the discussion is helpful, thanks. But it's hardly possible
to discuss all the details.
I don't think that one needs ink limits for single channels
In my workflows the linearization happens for unlimited
C,M,Y and K. Then the TIL target is printed and interpreted
by appearance. RIP-TIL is defined in advance to printing the
So far for ColorGate ProductionServer. Instead of the
built-in profiler I'm using ProfileMaker.
I think it doesn't hurt if I define here an additional TIL,
preferably a little lower than the RIP-TIL.
K can be limited below 100, but so far this wasn't necessary
Meanwhile I've finished the gamut volume visualization,
chapter 9 here:
It turns out that one has to compare RGB gamuts and CMYK
gamuts in planes L*=const not for the same L* as done in
ProfileMaker(GamutView). RGB-white is mapped to paper white
(RelCol) and RGB-black to the darkest printable black (BPC).
Given RGB-L*, the gamut boundaries for CMYK have to be shown
for a corrected CMYK-L* value.
The darkest L* is about 3.7 for an inkjet. Rather low, but
that's in the CLUT (measuredby I1). PM GamutView tells me
something between 7 and 8. Measuring the target print by
X-Rite DTP22 delivers values below 5. All that is probably
at the instrument's limits.
But it's safe to say that the achievable inkjet density is
considerably higher than that of offset processes.
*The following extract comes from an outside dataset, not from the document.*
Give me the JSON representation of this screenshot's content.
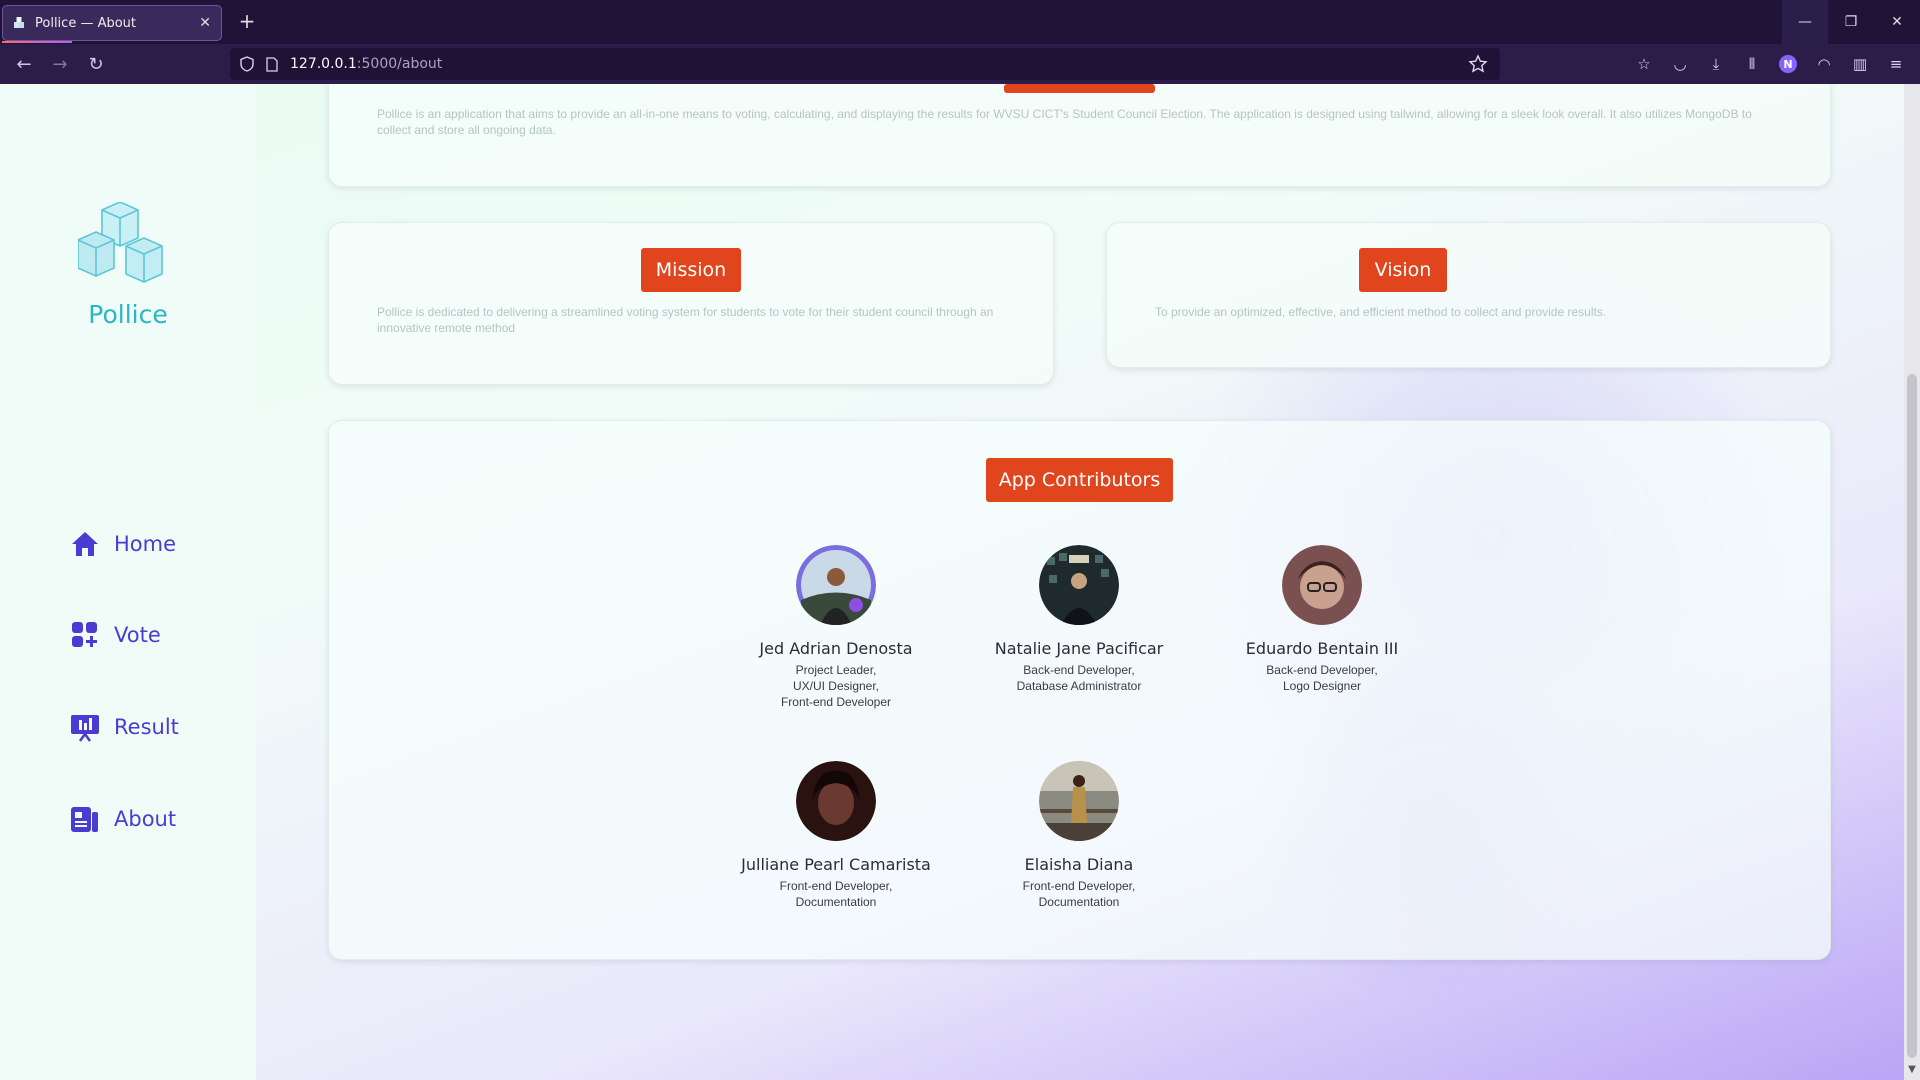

Isn't the functionality of ColorLab integrated in PM ?
Best regards --Gernot Hoffmann